Presentation on theme: "Molluscum Contagiosum Yazid 17576. Molluscum Contagiosum A self limited cutaneous infection caused by a large DNA poxvirus that affects both children."— Presentation transcript:
Molluscum Contagiosum Yazid 17576
Molluscum Contagiosum A self limited cutaneous infection caused by a large DNA poxvirus that affects both children and adults. DNA poxvirus, the largest virus known (200 X 300 X 100 nm), causes molluscum contagiosum (4 subtypes). Can be transmitted by direct skin contact, autoinoculation and vertical transmission. The virus replicates in the cytoplasm of epithelial cells producing cytoplasmic inclusions, and it may cause enlargement of infected cells.
History Molluscum contagiosum appears to have a bimodal age distribution. – Childhood, (nonsexual skin contact). – Early adulthood (age y), (sexually transmitted disease). Most patients are asymptomatic; some complains of pruritus, tenderness, and pain

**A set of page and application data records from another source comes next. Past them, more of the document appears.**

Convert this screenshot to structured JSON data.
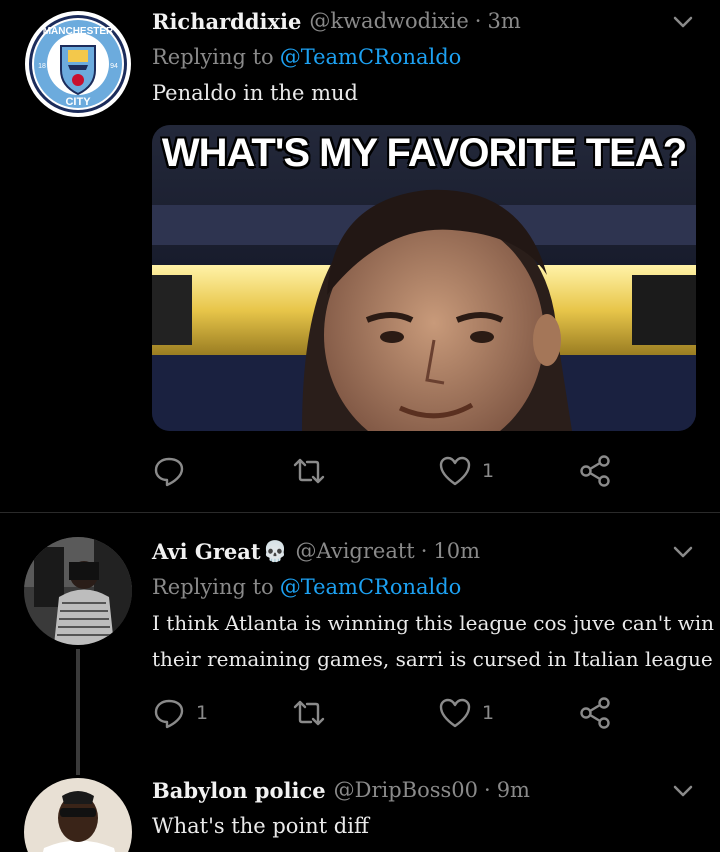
{
  "tweets": [
    {
      "name": "Richarddixie",
      "handle": "@kwadwodixie",
      "time": "3m",
      "replying_prefix": "Replying to",
      "replying_to": "@TeamCRonaldo",
      "text": "Penaldo in the mud",
      "media_caption": "WHAT'S MY FAVORITE TEA?",
      "replies": "",
      "retweets": "",
      "likes": "1"
    },
    {
      "name": "Avi Great",
      "name_emoji": "💀",
      "handle": "@Avigreatt",
      "time": "10m",
      "replying_prefix": "Replying to",
      "replying_to": "@TeamCRonaldo",
      "text_line1": "I think Atlanta is winning this league cos juve can't win all",
      "text_line2": "their remaining games, sarri is cursed in Italian league",
      "replies": "1",
      "retweets": "",
      "likes": "1"
    },
    {
      "name": "Babylon police",
      "handle": "@DripBoss00",
      "time": "9m",
      "text": "What's the point diff"
    }
  ],
  "separator": "·",
  "colors": {
    "background": "#000000",
    "link": "#1da1f2",
    "muted": "#8a8a8a"
  },
  "icons": [
    "reply-icon",
    "retweet-icon",
    "like-icon",
    "share-icon",
    "chevron-down-icon",
    "skull-emoji"
  ]
}
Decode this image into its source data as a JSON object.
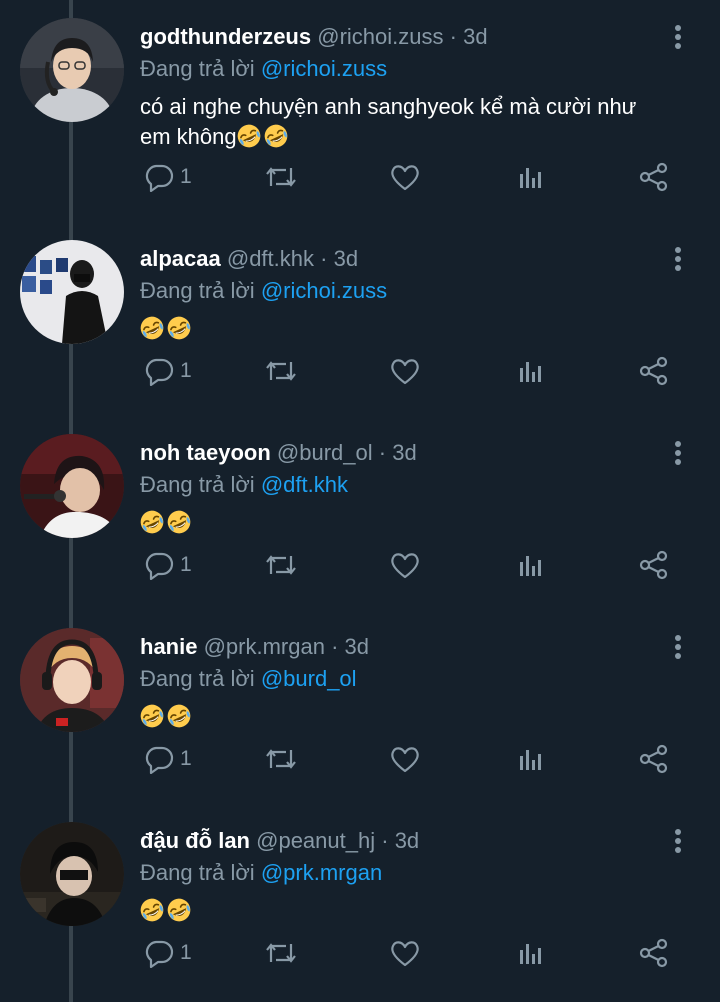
{
  "colors": {
    "background": "#15202b",
    "name": "#ffffff",
    "secondary_text": "#8899a6",
    "mention": "#1da1f2",
    "icon": "#8899a6",
    "thread_line": "#38444d"
  },
  "replying_prefix": "Đang trả lời",
  "dot": "·",
  "tweets": [
    {
      "name": "godthunderzeus",
      "handle": "@richoi.zuss",
      "time": "3d",
      "replying_to": "@richoi.zuss",
      "text_line1": "có ai nghe chuyện anh sanghyeok kể mà cười như",
      "text_line2": "em không",
      "emoji_count": 2,
      "reply_count": "1",
      "avatar_icon": "person-headset-avatar"
    },
    {
      "name": "alpacaa",
      "handle": "@dft.khk",
      "time": "3d",
      "replying_to": "@richoi.zuss",
      "text_line1": "",
      "text_line2": "",
      "emoji_count": 2,
      "reply_count": "1",
      "avatar_icon": "person-mask-avatar"
    },
    {
      "name": "noh taeyoon",
      "handle": "@burd_ol",
      "time": "3d",
      "replying_to": "@dft.khk",
      "text_line1": "",
      "text_line2": "",
      "emoji_count": 2,
      "reply_count": "1",
      "avatar_icon": "person-microphone-avatar"
    },
    {
      "name": "hanie",
      "handle": "@prk.mrgan",
      "time": "3d",
      "replying_to": "@burd_ol",
      "text_line1": "",
      "text_line2": "",
      "emoji_count": 2,
      "reply_count": "1",
      "avatar_icon": "person-gaming-headset-avatar"
    },
    {
      "name": "đậu đỗ lan",
      "handle": "@peanut_hj",
      "time": "3d",
      "replying_to": "@prk.mrgan",
      "text_line1": "",
      "text_line2": "",
      "emoji_count": 2,
      "reply_count": "1",
      "avatar_icon": "person-dark-avatar"
    }
  ],
  "icons": {
    "reply": "reply-icon",
    "retweet": "retweet-icon",
    "like": "heart-icon",
    "analytics": "analytics-icon",
    "share": "share-icon",
    "more": "more-vertical-icon",
    "emoji": "rolling-on-floor-laughing-emoji"
  }
}
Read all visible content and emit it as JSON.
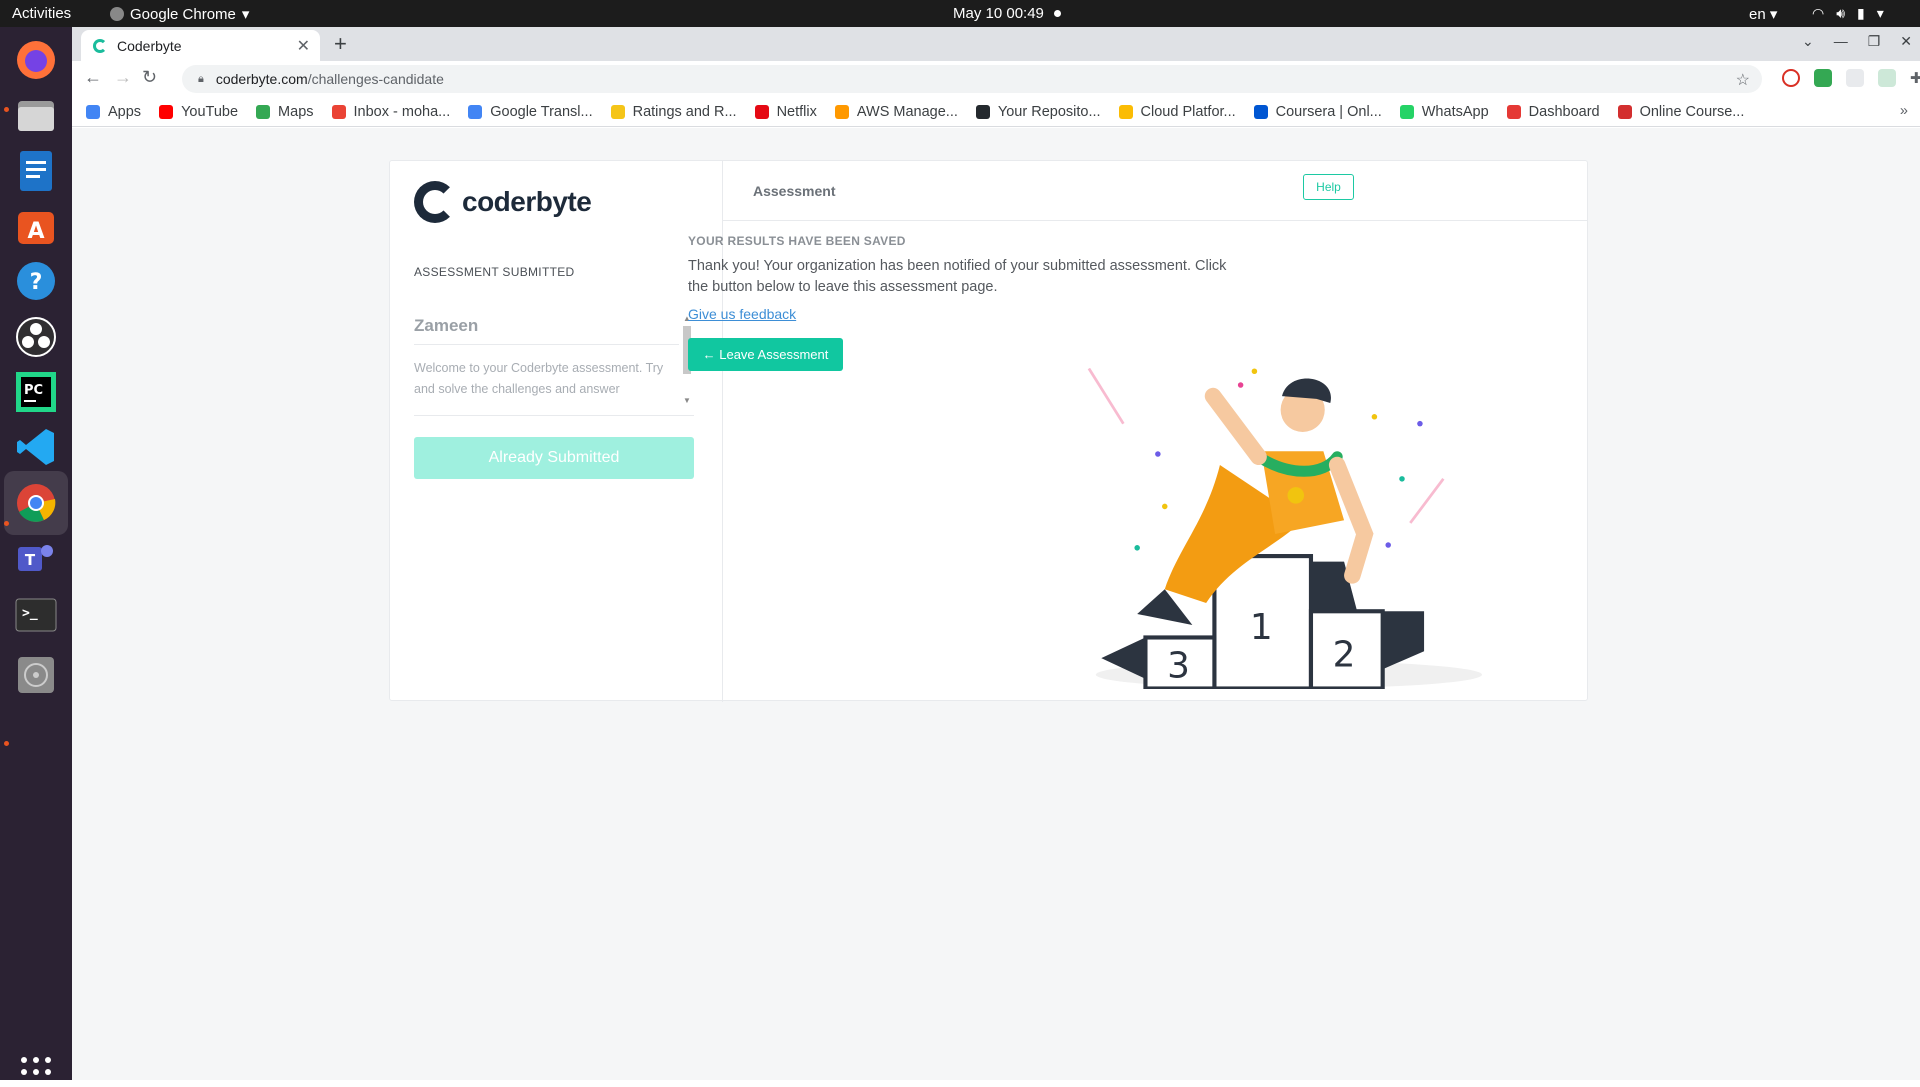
{
  "system": {
    "activities": "Activities",
    "app_name": "Google Chrome",
    "clock": "May 10  00:49",
    "lang": "en"
  },
  "browser": {
    "tab_title": "Coderbyte",
    "url_host": "coderbyte.com",
    "url_path": "/challenges-candidate",
    "bookmarks": [
      {
        "label": "Apps",
        "color": "#4285f4"
      },
      {
        "label": "YouTube",
        "color": "#ff0000"
      },
      {
        "label": "Maps",
        "color": "#34a853"
      },
      {
        "label": "Inbox - moha...",
        "color": "#ea4335"
      },
      {
        "label": "Google Transl...",
        "color": "#4285f4"
      },
      {
        "label": "Ratings and R...",
        "color": "#f5c518"
      },
      {
        "label": "Netflix",
        "color": "#e50914"
      },
      {
        "label": "AWS Manage...",
        "color": "#ff9900"
      },
      {
        "label": "Your Reposito...",
        "color": "#24292e"
      },
      {
        "label": "Cloud Platfor...",
        "color": "#fbbc04"
      },
      {
        "label": "Coursera | Onl...",
        "color": "#0056d2"
      },
      {
        "label": "WhatsApp",
        "color": "#25d366"
      },
      {
        "label": "Dashboard",
        "color": "#e53935"
      },
      {
        "label": "Online Course...",
        "color": "#d32f2f"
      }
    ]
  },
  "left_panel": {
    "logo_text": "coderbyte",
    "status": "ASSESSMENT SUBMITTED",
    "candidate_name": "Zameen",
    "welcome_text": "Welcome to your Coderbyte assessment. Try and solve the challenges and answer",
    "submit_button": "Already Submitted"
  },
  "main": {
    "header_title": "Assessment",
    "help_button": "Help",
    "saved_heading": "YOUR RESULTS HAVE BEEN SAVED",
    "thanks_text": "Thank you! Your organization has been notified of your submitted assessment. Click the button below to leave this assessment page.",
    "feedback_link": "Give us feedback",
    "leave_button": "← Leave Assessment",
    "podium": {
      "first": "1",
      "second": "2",
      "third": "3"
    }
  },
  "colors": {
    "accent": "#11c7a0",
    "accent_light": "#9ff0df",
    "link": "#3d8ed6",
    "brand_dark": "#1d2a3a"
  }
}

History The incubation is days. If patients have eczema or other diseases altering skin barrier function, molluscum may spread more rapidly in affected areas.
Signs Skin - Primary lesion of molluscum contagiosum – Firm, smooth, umbilicated papules, usually 2-6 mm in diameter (range 1-15 mm), may be present in groups or may be widely disseminated on the skin and mucosal surfaces. – The lesions can be flesh-colored, white, translucent, or even yellow in color. – The number of lesions varies from 1-20 up to hundreds in some reports. – Some lesions become confluent to form a plaque. – Lesions generally are self-limited but can persist for several years.
Signs Smooth, multiple, Umbilicated papules
Signs Molluscum contagiosum may arise in areas that have been injured, often because they've been scratched. The papules form a row; this is known as koebnerised molluscum.
Signs Molluscum contagiosum with Eczema and crusted lesions
Signs The lesions can be flesh-colored, white, translucent, or even yellow in color. Some lesions become confluent to form a plaque.
Signs Skin - Distribution of molluscum contagiosum – In children, papules are located mainly on the trunk and extremities. – In adults, lesions often are located on the lower abdominal wall, inner thighs, pubic area, and genitalia. – Although rarely found in the mouth or on the palms and soles, cases of molluscum contagiosum involving the oral mucosa, including the lips, buccal mucosa, hard palate, retromolar pad, and tongue, have been reported.
Immunocompromised conditions – multiple widespread, persistent, and disfiguring lesions can occur, especially on the face and possibly involving the neck and trunk.
Treatment 1.Topical patient-directed therapy- 5% imiquimod cream applied at bedtime 3–5 times per week for up to 1–3 months. 1.Clinician-directed therapy - A)Curettage - small mollusca can be removed with a small curette with little discomfort or pain. B) Cryosurgery Freezing - lesions for 10–15 s is effective and minimally painful C) Electrodesiccation - For mollusca refractory to cryosurgery, especially in HIV-infected individuals with numerous and/or large lesions
Complications & Prognosis Complications of molluscum contagiosum include irritation, inflammation, and secondary infections. Lesions on eyelids may be associated with follicular or papillary conjunctivitis. Molluscum contagiosum is a benign, self-limited disease. Treatments for molluscum contagiosum are effective if patients are compliant. Additional duration of therapy may be required in immunocompromised patients. Overall, molluscum contagiosum prognosis is excellent.